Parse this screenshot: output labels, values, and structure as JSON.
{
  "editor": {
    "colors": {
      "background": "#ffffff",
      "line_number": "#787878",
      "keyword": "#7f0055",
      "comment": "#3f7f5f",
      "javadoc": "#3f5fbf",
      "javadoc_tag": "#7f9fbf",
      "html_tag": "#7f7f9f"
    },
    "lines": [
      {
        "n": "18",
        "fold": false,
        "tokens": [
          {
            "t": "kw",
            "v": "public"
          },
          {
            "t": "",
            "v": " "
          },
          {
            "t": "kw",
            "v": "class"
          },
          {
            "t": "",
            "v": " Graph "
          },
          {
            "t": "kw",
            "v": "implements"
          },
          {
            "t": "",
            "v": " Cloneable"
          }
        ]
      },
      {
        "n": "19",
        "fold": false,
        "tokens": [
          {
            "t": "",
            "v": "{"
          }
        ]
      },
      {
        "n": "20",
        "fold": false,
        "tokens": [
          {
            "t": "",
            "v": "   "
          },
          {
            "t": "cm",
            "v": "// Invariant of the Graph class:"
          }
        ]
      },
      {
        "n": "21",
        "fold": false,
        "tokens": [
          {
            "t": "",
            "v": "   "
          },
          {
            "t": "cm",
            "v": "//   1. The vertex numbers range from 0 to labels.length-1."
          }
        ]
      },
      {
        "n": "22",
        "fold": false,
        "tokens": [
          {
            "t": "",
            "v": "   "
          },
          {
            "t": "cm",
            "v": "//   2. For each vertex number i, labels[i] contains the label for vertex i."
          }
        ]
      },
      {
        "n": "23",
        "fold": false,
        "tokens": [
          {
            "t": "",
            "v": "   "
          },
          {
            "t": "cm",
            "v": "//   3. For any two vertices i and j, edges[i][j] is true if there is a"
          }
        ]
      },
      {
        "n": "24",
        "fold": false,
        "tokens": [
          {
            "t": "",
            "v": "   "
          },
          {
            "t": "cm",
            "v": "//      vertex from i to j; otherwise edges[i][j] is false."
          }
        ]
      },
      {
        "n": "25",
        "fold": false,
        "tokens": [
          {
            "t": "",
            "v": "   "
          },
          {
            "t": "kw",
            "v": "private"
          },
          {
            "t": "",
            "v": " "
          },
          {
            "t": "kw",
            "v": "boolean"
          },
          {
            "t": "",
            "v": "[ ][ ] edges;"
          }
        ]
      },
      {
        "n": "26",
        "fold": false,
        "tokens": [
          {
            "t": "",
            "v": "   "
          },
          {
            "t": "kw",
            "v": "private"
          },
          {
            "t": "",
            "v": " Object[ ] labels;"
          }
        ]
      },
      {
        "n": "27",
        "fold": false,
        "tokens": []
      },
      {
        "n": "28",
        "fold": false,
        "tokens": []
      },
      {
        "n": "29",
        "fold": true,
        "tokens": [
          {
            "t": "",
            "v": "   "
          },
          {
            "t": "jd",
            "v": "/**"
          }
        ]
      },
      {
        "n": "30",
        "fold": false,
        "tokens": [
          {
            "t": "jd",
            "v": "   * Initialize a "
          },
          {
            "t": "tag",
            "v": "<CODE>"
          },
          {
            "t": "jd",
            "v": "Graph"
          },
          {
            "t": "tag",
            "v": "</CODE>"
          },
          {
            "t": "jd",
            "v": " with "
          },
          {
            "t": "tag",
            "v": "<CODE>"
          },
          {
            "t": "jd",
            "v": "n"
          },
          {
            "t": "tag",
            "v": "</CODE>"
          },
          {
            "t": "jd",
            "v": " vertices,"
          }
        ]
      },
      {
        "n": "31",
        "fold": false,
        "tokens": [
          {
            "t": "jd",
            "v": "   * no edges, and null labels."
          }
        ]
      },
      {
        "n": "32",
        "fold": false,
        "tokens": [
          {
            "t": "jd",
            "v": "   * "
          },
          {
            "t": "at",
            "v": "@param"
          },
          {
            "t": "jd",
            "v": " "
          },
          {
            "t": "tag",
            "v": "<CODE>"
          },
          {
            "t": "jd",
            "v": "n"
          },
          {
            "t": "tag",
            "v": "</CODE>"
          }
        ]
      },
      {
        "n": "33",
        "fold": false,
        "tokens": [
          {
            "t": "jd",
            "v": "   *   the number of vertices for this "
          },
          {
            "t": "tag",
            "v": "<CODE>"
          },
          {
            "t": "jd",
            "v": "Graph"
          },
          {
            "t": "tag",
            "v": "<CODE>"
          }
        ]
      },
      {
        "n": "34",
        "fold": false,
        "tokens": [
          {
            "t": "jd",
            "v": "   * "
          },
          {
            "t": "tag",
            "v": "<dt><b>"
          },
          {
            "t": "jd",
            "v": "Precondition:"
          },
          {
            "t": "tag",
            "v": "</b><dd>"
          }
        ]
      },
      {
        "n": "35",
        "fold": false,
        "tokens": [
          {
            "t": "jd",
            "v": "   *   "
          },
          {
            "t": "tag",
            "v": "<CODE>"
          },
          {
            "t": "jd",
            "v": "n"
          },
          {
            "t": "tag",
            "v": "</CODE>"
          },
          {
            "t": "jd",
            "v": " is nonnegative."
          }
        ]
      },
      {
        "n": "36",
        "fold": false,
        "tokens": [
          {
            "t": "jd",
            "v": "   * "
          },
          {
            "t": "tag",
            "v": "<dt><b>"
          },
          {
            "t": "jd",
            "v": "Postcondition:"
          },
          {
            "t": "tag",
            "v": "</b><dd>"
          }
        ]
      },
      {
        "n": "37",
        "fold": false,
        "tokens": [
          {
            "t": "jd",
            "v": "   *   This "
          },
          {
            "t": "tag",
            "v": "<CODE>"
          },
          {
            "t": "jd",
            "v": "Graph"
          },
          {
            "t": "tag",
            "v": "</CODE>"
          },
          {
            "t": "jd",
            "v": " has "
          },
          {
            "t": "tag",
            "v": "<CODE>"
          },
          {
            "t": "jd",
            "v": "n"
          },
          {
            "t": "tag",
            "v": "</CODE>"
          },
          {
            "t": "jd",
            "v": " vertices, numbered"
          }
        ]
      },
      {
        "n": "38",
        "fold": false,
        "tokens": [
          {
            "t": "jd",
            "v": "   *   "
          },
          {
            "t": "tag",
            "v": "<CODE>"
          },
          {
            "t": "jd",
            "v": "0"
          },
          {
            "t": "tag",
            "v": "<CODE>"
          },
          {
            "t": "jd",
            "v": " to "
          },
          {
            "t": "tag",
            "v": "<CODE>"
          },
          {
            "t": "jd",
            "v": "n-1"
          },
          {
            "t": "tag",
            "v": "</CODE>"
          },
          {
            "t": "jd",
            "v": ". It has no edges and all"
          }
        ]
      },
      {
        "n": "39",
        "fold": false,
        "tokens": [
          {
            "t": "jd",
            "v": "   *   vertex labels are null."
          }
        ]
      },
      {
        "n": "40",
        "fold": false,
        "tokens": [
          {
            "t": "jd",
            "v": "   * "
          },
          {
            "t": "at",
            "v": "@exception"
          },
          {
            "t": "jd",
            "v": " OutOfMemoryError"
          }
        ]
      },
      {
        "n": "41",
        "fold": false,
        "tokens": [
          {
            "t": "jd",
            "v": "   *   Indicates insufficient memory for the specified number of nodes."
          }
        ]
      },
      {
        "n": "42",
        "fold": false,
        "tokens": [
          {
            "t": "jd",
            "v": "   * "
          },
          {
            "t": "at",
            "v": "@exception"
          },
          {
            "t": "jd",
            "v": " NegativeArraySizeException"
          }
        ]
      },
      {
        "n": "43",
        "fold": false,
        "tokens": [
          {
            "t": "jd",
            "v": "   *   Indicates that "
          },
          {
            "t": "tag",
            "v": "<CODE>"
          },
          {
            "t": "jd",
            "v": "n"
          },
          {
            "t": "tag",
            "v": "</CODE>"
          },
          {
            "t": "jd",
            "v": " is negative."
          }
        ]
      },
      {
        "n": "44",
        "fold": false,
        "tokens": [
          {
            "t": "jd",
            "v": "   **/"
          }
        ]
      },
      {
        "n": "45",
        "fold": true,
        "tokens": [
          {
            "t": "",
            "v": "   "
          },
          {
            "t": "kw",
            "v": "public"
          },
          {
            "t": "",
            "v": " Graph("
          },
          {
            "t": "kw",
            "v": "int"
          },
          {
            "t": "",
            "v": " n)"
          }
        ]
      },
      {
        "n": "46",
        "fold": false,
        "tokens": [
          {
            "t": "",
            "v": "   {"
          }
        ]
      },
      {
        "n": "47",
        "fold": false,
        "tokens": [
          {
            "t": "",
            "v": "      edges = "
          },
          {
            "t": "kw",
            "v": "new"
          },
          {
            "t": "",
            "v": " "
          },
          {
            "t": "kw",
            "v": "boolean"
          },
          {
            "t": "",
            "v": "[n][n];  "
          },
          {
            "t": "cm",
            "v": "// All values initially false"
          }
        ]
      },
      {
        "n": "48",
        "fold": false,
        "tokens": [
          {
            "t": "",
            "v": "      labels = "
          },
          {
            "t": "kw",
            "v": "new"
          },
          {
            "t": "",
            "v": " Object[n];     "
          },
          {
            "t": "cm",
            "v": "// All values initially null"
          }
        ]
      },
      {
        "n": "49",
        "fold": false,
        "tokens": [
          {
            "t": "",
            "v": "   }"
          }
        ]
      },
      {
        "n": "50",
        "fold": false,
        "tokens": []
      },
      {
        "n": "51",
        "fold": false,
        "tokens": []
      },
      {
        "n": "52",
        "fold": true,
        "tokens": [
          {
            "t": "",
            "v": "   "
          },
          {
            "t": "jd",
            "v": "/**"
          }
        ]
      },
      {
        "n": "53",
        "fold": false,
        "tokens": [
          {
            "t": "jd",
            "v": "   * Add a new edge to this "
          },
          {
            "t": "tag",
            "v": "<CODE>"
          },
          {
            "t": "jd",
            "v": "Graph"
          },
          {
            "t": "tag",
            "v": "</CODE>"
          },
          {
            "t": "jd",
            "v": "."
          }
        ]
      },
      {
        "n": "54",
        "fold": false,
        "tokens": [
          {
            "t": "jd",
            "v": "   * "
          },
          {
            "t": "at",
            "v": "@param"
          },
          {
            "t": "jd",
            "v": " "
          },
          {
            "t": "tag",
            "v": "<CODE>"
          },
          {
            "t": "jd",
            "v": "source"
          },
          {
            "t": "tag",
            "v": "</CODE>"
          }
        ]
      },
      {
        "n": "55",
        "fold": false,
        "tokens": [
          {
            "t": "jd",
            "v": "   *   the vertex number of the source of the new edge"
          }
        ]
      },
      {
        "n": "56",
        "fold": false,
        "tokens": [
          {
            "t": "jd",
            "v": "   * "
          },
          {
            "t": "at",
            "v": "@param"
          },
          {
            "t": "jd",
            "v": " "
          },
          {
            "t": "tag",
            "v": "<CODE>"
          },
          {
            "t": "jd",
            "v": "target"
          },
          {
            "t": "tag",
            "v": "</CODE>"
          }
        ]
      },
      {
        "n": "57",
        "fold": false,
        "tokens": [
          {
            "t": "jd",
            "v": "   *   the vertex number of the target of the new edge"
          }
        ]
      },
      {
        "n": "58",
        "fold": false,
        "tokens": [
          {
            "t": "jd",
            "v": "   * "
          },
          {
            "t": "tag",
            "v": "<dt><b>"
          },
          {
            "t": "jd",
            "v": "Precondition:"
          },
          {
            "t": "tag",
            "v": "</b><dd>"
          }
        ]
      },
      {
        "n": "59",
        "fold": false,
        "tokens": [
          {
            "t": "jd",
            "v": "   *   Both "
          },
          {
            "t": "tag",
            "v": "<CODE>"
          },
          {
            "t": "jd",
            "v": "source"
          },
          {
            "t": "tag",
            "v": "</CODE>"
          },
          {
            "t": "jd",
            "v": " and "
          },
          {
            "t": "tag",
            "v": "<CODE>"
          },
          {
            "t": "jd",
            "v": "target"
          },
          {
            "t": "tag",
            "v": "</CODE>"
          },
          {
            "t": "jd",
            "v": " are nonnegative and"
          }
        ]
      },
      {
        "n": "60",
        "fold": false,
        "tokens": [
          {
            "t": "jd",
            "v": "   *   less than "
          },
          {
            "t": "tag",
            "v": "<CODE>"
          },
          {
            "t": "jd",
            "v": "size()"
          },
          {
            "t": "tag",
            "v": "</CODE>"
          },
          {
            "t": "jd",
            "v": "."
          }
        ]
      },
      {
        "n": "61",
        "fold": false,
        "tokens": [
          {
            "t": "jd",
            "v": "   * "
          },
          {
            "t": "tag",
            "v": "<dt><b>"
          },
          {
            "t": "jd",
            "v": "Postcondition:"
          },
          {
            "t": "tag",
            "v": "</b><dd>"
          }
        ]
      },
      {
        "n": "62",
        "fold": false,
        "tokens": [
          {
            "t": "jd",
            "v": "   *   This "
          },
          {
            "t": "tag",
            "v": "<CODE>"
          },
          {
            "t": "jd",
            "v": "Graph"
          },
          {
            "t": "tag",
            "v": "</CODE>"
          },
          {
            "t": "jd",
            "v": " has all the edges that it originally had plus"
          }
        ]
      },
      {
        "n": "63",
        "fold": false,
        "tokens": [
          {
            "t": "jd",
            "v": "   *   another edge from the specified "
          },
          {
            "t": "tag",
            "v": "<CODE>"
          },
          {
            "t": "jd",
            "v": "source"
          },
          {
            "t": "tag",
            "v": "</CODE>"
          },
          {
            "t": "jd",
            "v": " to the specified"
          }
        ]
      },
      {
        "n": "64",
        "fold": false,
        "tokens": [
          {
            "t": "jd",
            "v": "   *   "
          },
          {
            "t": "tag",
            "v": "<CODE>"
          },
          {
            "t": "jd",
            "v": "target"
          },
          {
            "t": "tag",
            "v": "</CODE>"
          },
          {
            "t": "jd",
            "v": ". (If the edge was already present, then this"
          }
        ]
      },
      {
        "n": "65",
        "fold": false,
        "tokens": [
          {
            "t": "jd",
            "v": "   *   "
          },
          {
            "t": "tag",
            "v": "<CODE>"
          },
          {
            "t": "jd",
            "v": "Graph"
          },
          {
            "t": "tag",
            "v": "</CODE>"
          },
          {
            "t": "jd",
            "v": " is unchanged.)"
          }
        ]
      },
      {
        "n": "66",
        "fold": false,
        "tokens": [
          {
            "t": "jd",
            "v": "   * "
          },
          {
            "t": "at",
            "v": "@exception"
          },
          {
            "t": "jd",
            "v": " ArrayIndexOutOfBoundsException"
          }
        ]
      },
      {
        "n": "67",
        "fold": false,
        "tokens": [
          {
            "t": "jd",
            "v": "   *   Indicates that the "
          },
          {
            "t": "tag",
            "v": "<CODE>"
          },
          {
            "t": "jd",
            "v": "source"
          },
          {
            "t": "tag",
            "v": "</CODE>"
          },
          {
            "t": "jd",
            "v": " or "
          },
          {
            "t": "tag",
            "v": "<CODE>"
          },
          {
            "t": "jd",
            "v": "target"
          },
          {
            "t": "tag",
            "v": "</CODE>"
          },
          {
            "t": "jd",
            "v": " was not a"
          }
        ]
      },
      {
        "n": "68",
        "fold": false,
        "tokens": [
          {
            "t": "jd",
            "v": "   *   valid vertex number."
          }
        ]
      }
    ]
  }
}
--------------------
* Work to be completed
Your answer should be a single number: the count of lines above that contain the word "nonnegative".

* Written reply
2